[App and web page records]
☆ ☆ ☆ ☆ ☆

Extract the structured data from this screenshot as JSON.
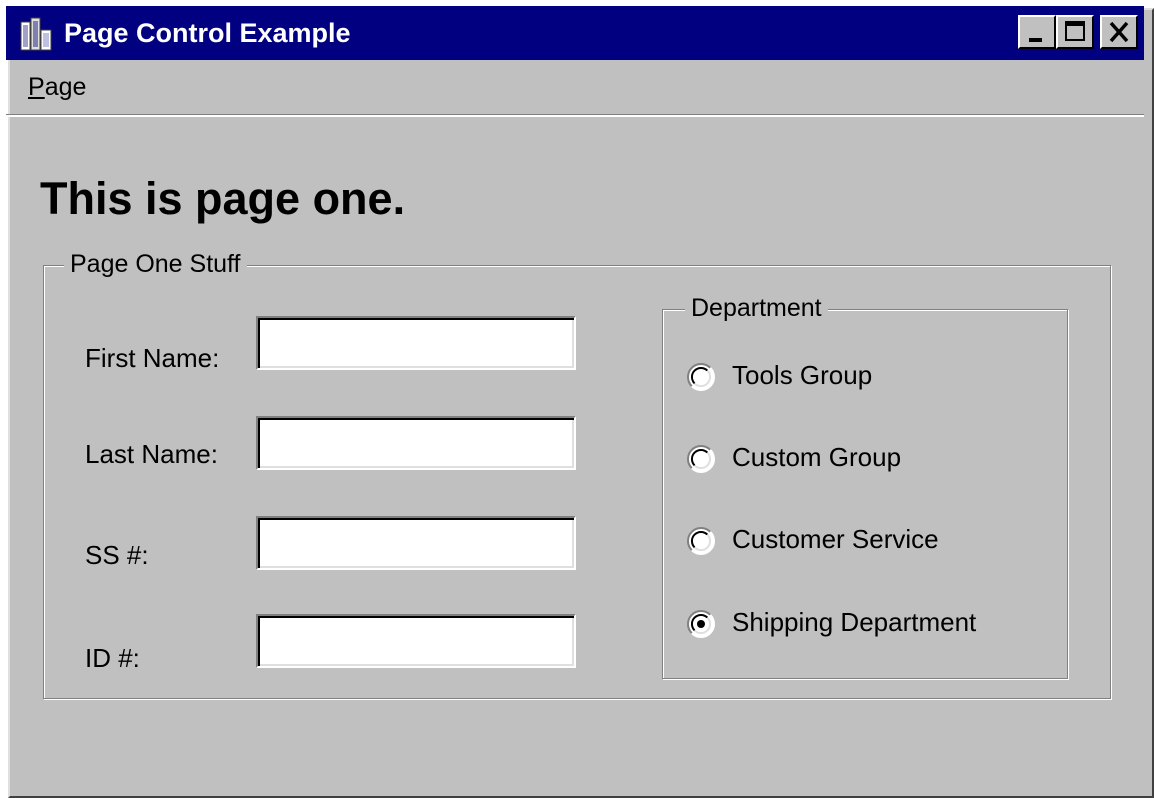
{
  "window": {
    "title": "Page Control Example",
    "app_icon": "application-icon",
    "controls": {
      "minimize_icon": "minimize-icon",
      "maximize_icon": "maximize-icon",
      "close_icon": "close-icon"
    },
    "titlebar_color": "#000080",
    "face_color": "#c0c0c0"
  },
  "menu": {
    "items": [
      {
        "accelerator": "P",
        "rest": "age"
      }
    ]
  },
  "page": {
    "heading": "This is page one."
  },
  "group_main": {
    "caption": "Page One Stuff",
    "fields": [
      {
        "label": "First Name:",
        "value": ""
      },
      {
        "label": "Last Name:",
        "value": ""
      },
      {
        "label": "SS #:",
        "value": ""
      },
      {
        "label": "ID #:",
        "value": ""
      }
    ]
  },
  "group_department": {
    "caption": "Department",
    "options": [
      {
        "label": "Tools Group",
        "selected": false
      },
      {
        "label": "Custom Group",
        "selected": false
      },
      {
        "label": "Customer Service",
        "selected": false
      },
      {
        "label": "Shipping Department",
        "selected": true
      }
    ]
  }
}
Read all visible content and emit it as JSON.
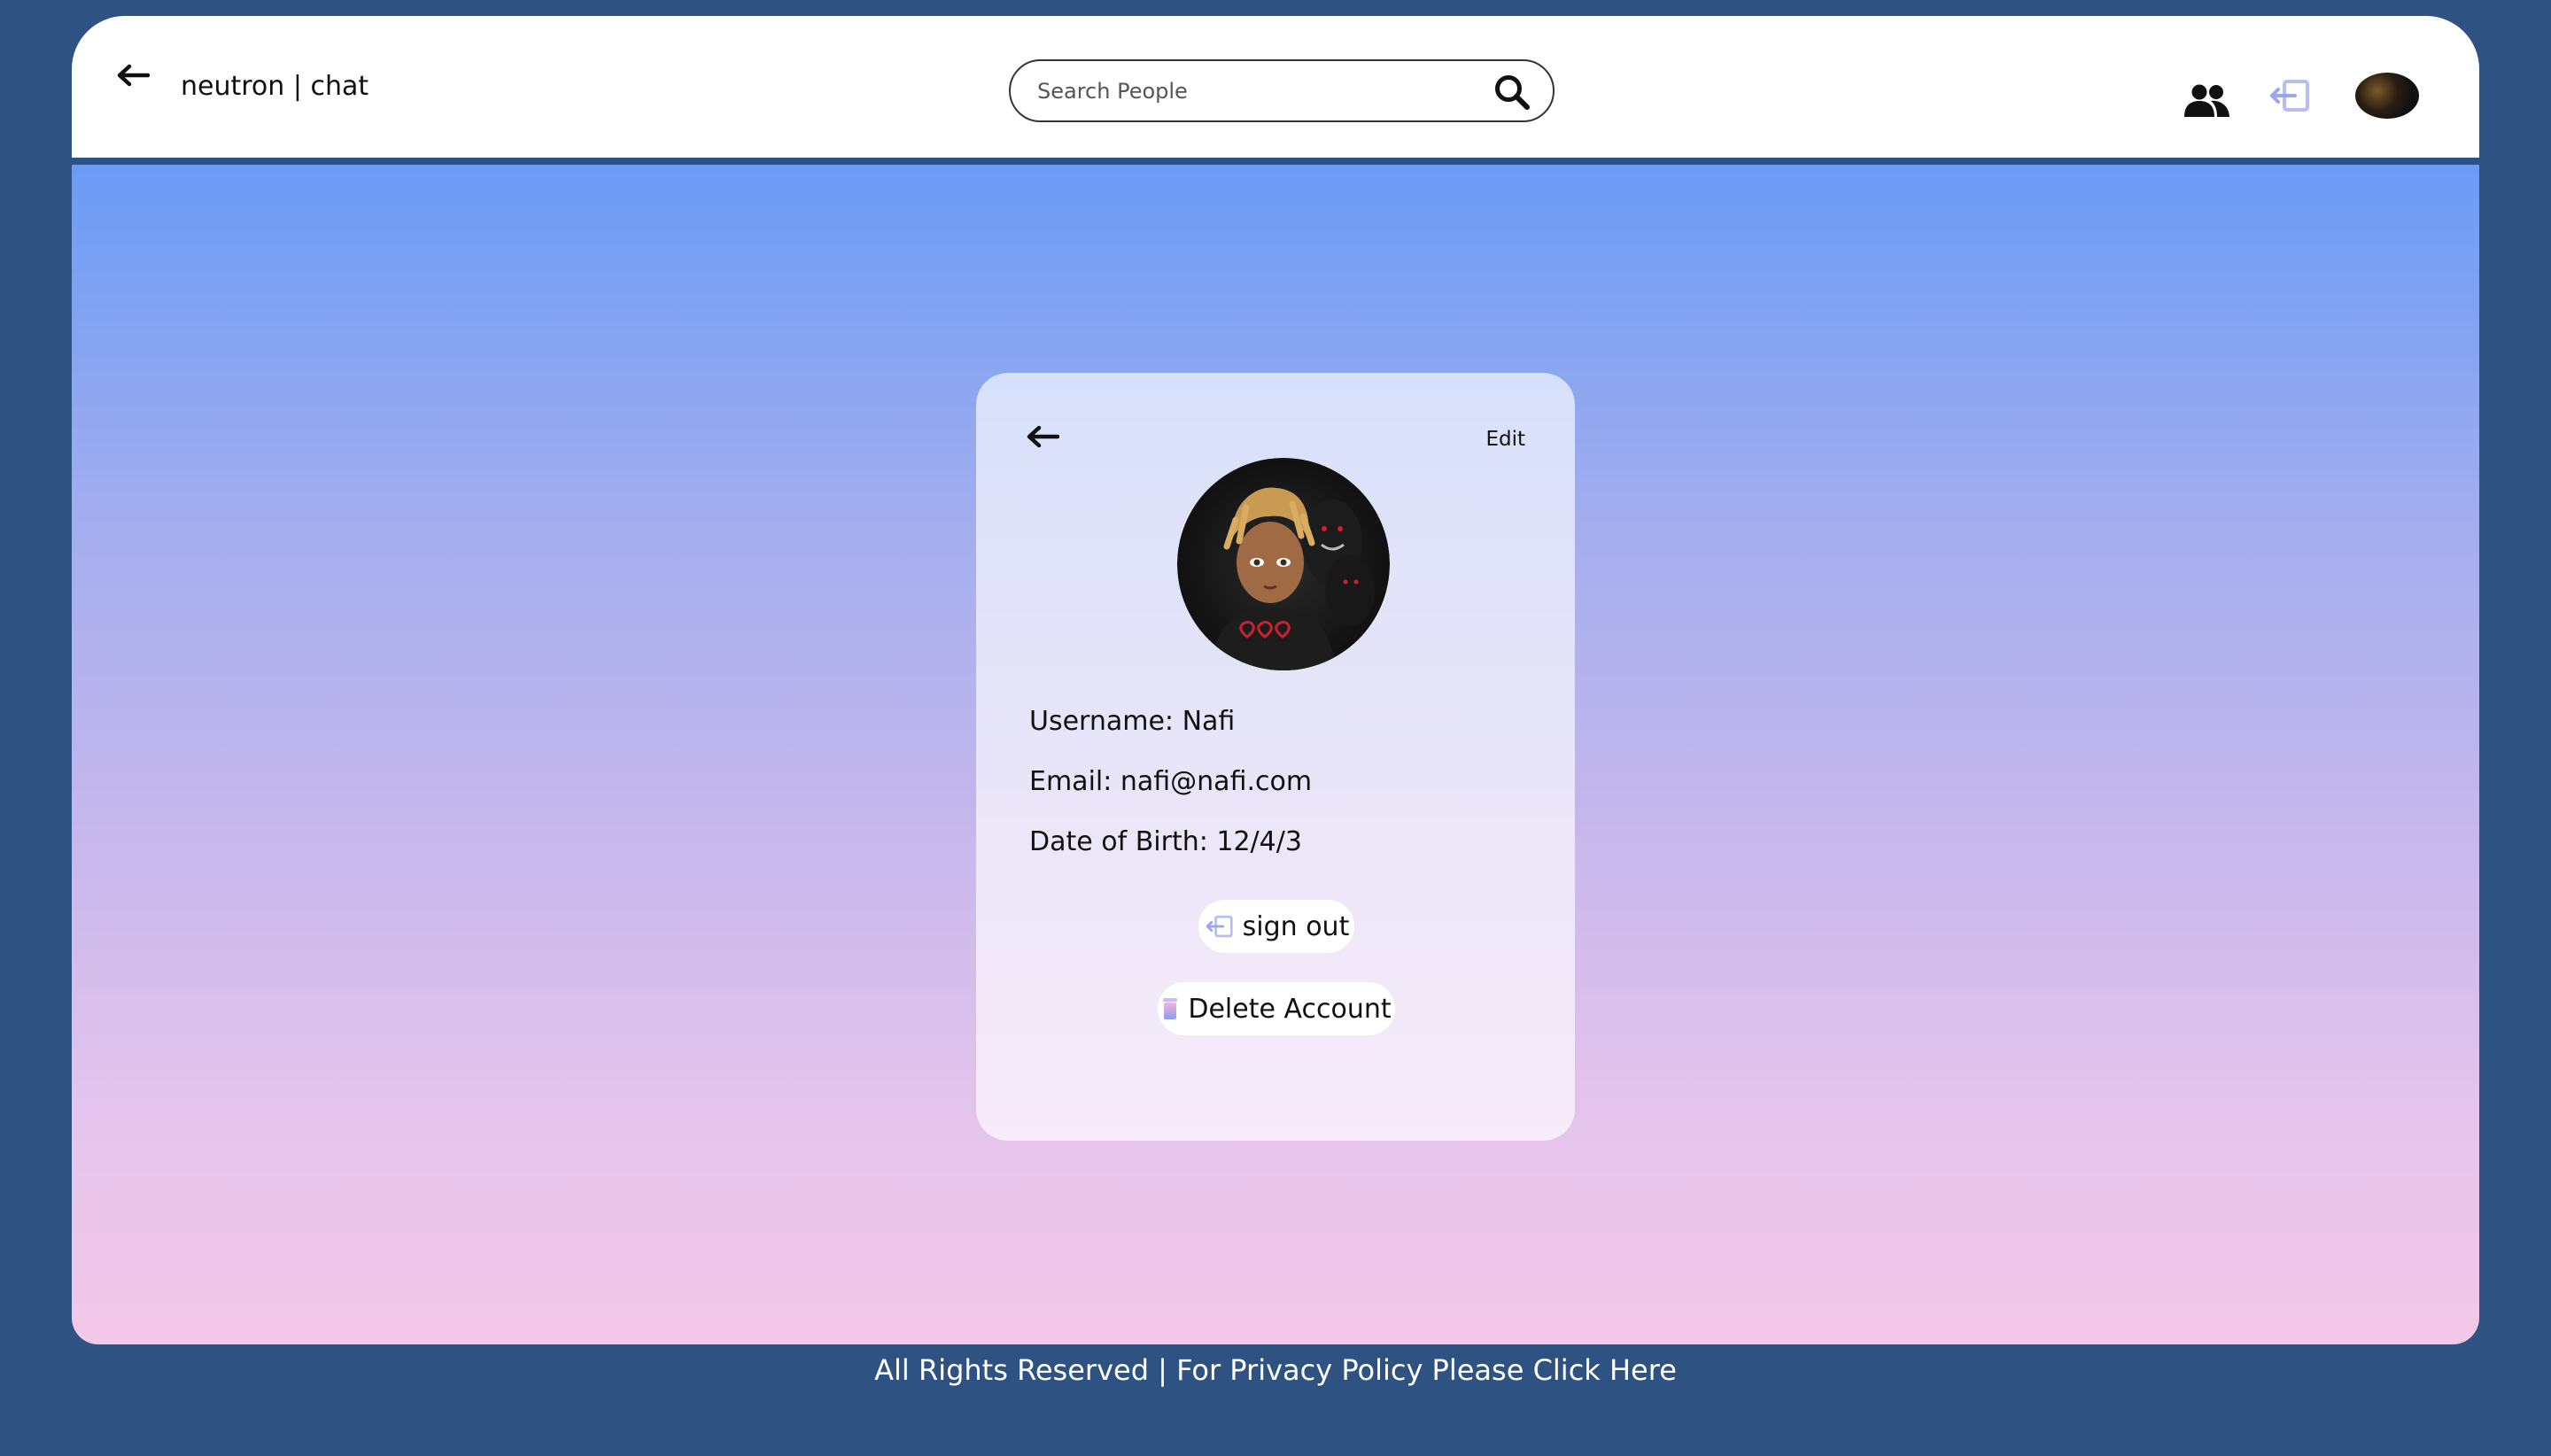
{
  "header": {
    "brand": "neutron | chat",
    "search": {
      "placeholder": "Search People",
      "value": ""
    },
    "icons": [
      "back-arrow-icon",
      "search-icon",
      "people-icon",
      "sign-out-icon",
      "avatar"
    ]
  },
  "profile": {
    "edit_label": "Edit",
    "username": "Username: Nafi",
    "email": "Email: nafi@nafi.com",
    "dob": "Date of Birth: 12/4/3",
    "sign_out_label": "sign out",
    "delete_label": "Delete Account"
  },
  "footer": {
    "text": "All Rights Reserved | For Privacy Policy Please Click Here"
  },
  "colors": {
    "page_background": "#2e5282",
    "topbar": "#ffffff",
    "gradient_top": "#6a9bf5",
    "gradient_bottom": "#f4c8e8",
    "accent_icon": "#a9b4f5"
  }
}
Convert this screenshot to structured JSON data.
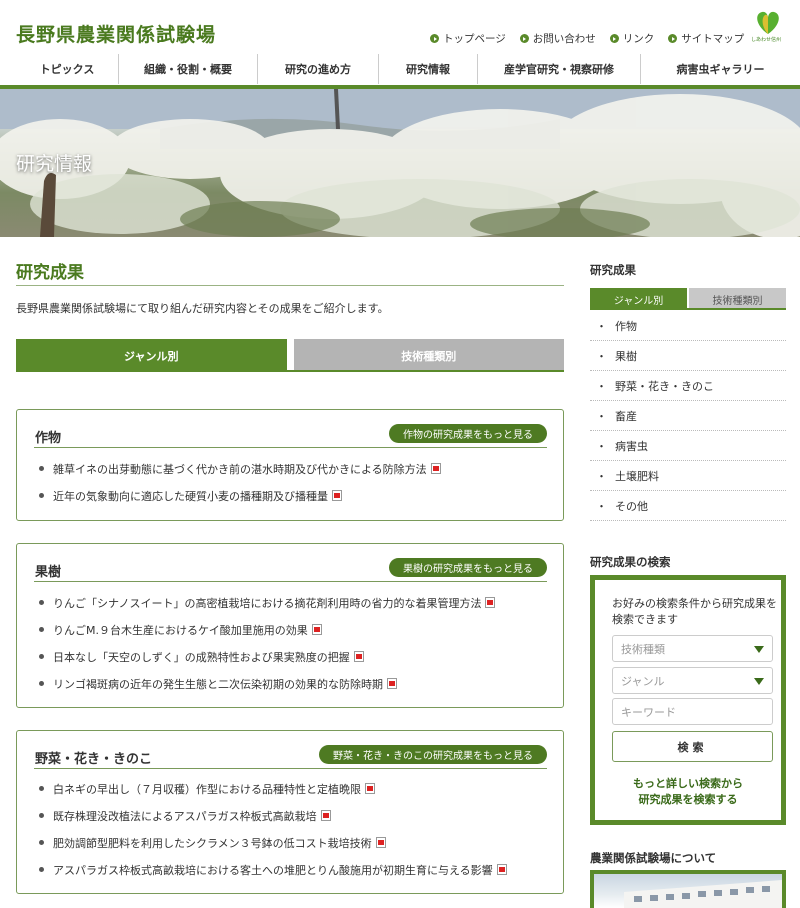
{
  "site": {
    "title": "長野県農業関係試験場",
    "logo_text": "しあわせ信州"
  },
  "util_nav": [
    "トップページ",
    "お問い合わせ",
    "リンク",
    "サイトマップ"
  ],
  "global_nav": [
    "トピックス",
    "組織・役割・概要",
    "研究の進め方",
    "研究情報",
    "産学官研究・視察研修",
    "病害虫ギャラリー"
  ],
  "hero": {
    "title": "研究情報"
  },
  "main": {
    "heading": "研究成果",
    "intro": "長野県農業関係試験場にて取り組んだ研究内容とその成果をご紹介します。",
    "tabs": [
      "ジャンル別",
      "技術種類別"
    ],
    "sections": [
      {
        "title": "作物",
        "more": "作物の研究成果をもっと見る",
        "items": [
          "雑草イネの出芽動態に基づく代かき前の湛水時期及び代かきによる防除方法",
          "近年の気象動向に適応した硬質小麦の播種期及び播種量"
        ]
      },
      {
        "title": "果樹",
        "more": "果樹の研究成果をもっと見る",
        "items": [
          "りんご「シナノスイート」の高密植栽培における摘花剤利用時の省力的な着果管理方法",
          "りんごM.９台木生産におけるケイ酸加里施用の効果",
          "日本なし「天空のしずく」の成熟特性および果実熟度の把握",
          "リンゴ褐斑病の近年の発生生態と二次伝染初期の効果的な防除時期"
        ]
      },
      {
        "title": "野菜・花き・きのこ",
        "more": "野菜・花き・きのこの研究成果をもっと見る",
        "items": [
          "白ネギの早出し（７月収穫）作型における品種特性と定植晩限",
          "既存株理没改植法によるアスパラガス枠板式高畝栽培",
          "肥効調節型肥料を利用したシクラメン３号鉢の低コスト栽培技術",
          "アスパラガス枠板式高畝栽培における客土への堆肥とりん酸施用が初期生育に与える影響"
        ]
      }
    ]
  },
  "sidebar": {
    "results_heading": "研究成果",
    "tabs": [
      "ジャンル別",
      "技術種類別"
    ],
    "genres": [
      "作物",
      "果樹",
      "野菜・花き・きのこ",
      "畜産",
      "病害虫",
      "土壌肥料",
      "その他"
    ],
    "search": {
      "heading": "研究成果の検索",
      "description": "お好みの検索条件から研究成果を検索できます",
      "tech_type_placeholder": "技術種類",
      "genre_placeholder": "ジャンル",
      "keyword_placeholder": "キーワード",
      "button": "検索",
      "advanced_line1": "もっと詳しい検索から",
      "advanced_line2": "研究成果を検索する"
    },
    "about_heading": "農業関係試験場について"
  },
  "colors": {
    "accent": "#5a8a2a",
    "title_green": "#4a7a1f",
    "button_green": "#4e7a22",
    "tab_inactive": "#b4b4b4"
  }
}
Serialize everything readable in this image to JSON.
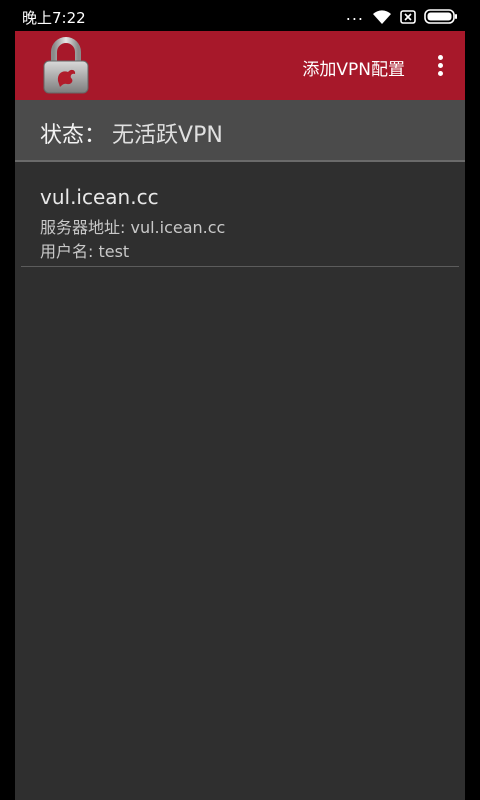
{
  "statusbar": {
    "time": "晚上7:22",
    "signal_dots": "..."
  },
  "toolbar": {
    "app_icon": "padlock-icon",
    "add_vpn_label": "添加VPN配置",
    "overflow_icon": "more-vert-icon"
  },
  "status": {
    "label": "状态：",
    "value": "无活跃VPN"
  },
  "vpn_list": [
    {
      "name": "vul.icean.cc",
      "server_line": "服务器地址: vul.icean.cc",
      "user_line": "用户名: test"
    }
  ],
  "colors": {
    "toolbar": "#a7182a",
    "background": "#2f2f2f",
    "status_row": "#4b4b4b"
  }
}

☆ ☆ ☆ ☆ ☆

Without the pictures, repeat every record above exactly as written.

Extract the structured data from this screenshot as JSON.
{
  "window": {
    "title": "Page Control Example",
    "app_icon": "application-icon",
    "controls": {
      "minimize_icon": "minimize-icon",
      "maximize_icon": "maximize-icon",
      "close_icon": "close-icon"
    },
    "titlebar_color": "#000080",
    "face_color": "#c0c0c0"
  },
  "menu": {
    "items": [
      {
        "accelerator": "P",
        "rest": "age"
      }
    ]
  },
  "page": {
    "heading": "This is page one."
  },
  "group_main": {
    "caption": "Page One Stuff",
    "fields": [
      {
        "label": "First Name:",
        "value": ""
      },
      {
        "label": "Last Name:",
        "value": ""
      },
      {
        "label": "SS #:",
        "value": ""
      },
      {
        "label": "ID #:",
        "value": ""
      }
    ]
  },
  "group_department": {
    "caption": "Department",
    "options": [
      {
        "label": "Tools Group",
        "selected": false
      },
      {
        "label": "Custom Group",
        "selected": false
      },
      {
        "label": "Customer Service",
        "selected": false
      },
      {
        "label": "Shipping Department",
        "selected": true
      }
    ]
  }
}
Read all visible content and emit it as JSON.
{
  "header": {
    "brand": "neutron | chat",
    "search": {
      "placeholder": "Search People",
      "value": ""
    },
    "icons": [
      "back-arrow-icon",
      "search-icon",
      "people-icon",
      "sign-out-icon",
      "avatar"
    ]
  },
  "profile": {
    "edit_label": "Edit",
    "username": "Username: Nafi",
    "email": "Email: nafi@nafi.com",
    "dob": "Date of Birth: 12/4/3",
    "sign_out_label": "sign out",
    "delete_label": "Delete Account"
  },
  "footer": {
    "text": "All Rights Reserved | For Privacy Policy Please Click Here"
  },
  "colors": {
    "page_background": "#2e5282",
    "topbar": "#ffffff",
    "gradient_top": "#6a9bf5",
    "gradient_bottom": "#f4c8e8",
    "accent_icon": "#a9b4f5"
  }
}
Convert this screenshot to structured JSON data.
{
  "site": {
    "title": "長野県農業関係試験場",
    "logo_text": "しあわせ信州"
  },
  "util_nav": [
    "トップページ",
    "お問い合わせ",
    "リンク",
    "サイトマップ"
  ],
  "global_nav": [
    "トピックス",
    "組織・役割・概要",
    "研究の進め方",
    "研究情報",
    "産学官研究・視察研修",
    "病害虫ギャラリー"
  ],
  "hero": {
    "title": "研究情報"
  },
  "main": {
    "heading": "研究成果",
    "intro": "長野県農業関係試験場にて取り組んだ研究内容とその成果をご紹介します。",
    "tabs": [
      "ジャンル別",
      "技術種類別"
    ],
    "sections": [
      {
        "title": "作物",
        "more": "作物の研究成果をもっと見る",
        "items": [
          "雑草イネの出芽動態に基づく代かき前の湛水時期及び代かきによる防除方法",
          "近年の気象動向に適応した硬質小麦の播種期及び播種量"
        ]
      },
      {
        "title": "果樹",
        "more": "果樹の研究成果をもっと見る",
        "items": [
          "りんご「シナノスイート」の高密植栽培における摘花剤利用時の省力的な着果管理方法",
          "りんごM.９台木生産におけるケイ酸加里施用の効果",
          "日本なし「天空のしずく」の成熟特性および果実熟度の把握",
          "リンゴ褐斑病の近年の発生生態と二次伝染初期の効果的な防除時期"
        ]
      },
      {
        "title": "野菜・花き・きのこ",
        "more": "野菜・花き・きのこの研究成果をもっと見る",
        "items": [
          "白ネギの早出し（７月収穫）作型における品種特性と定植晩限",
          "既存株理没改植法によるアスパラガス枠板式高畝栽培",
          "肥効調節型肥料を利用したシクラメン３号鉢の低コスト栽培技術",
          "アスパラガス枠板式高畝栽培における客土への堆肥とりん酸施用が初期生育に与える影響"
        ]
      }
    ]
  },
  "sidebar": {
    "results_heading": "研究成果",
    "tabs": [
      "ジャンル別",
      "技術種類別"
    ],
    "genres": [
      "作物",
      "果樹",
      "野菜・花き・きのこ",
      "畜産",
      "病害虫",
      "土壌肥料",
      "その他"
    ],
    "search": {
      "heading": "研究成果の検索",
      "description": "お好みの検索条件から研究成果を検索できます",
      "tech_type_placeholder": "技術種類",
      "genre_placeholder": "ジャンル",
      "keyword_placeholder": "キーワード",
      "button": "検索",
      "advanced_line1": "もっと詳しい検索から",
      "advanced_line2": "研究成果を検索する"
    },
    "about_heading": "農業関係試験場について"
  },
  "colors": {
    "accent": "#5a8a2a",
    "title_green": "#4a7a1f",
    "button_green": "#4e7a22",
    "tab_inactive": "#b4b4b4"
  }
}
Serialize everything readable in this image to JSON.
{
  "statusbar": {
    "time": "晚上7:22",
    "signal_dots": "..."
  },
  "toolbar": {
    "app_icon": "padlock-icon",
    "add_vpn_label": "添加VPN配置",
    "overflow_icon": "more-vert-icon"
  },
  "status": {
    "label": "状态：",
    "value": "无活跃VPN"
  },
  "vpn_list": [
    {
      "name": "vul.icean.cc",
      "server_line": "服务器地址: vul.icean.cc",
      "user_line": "用户名: test"
    }
  ],
  "colors": {
    "toolbar": "#a7182a",
    "background": "#2f2f2f",
    "status_row": "#4b4b4b"
  }
}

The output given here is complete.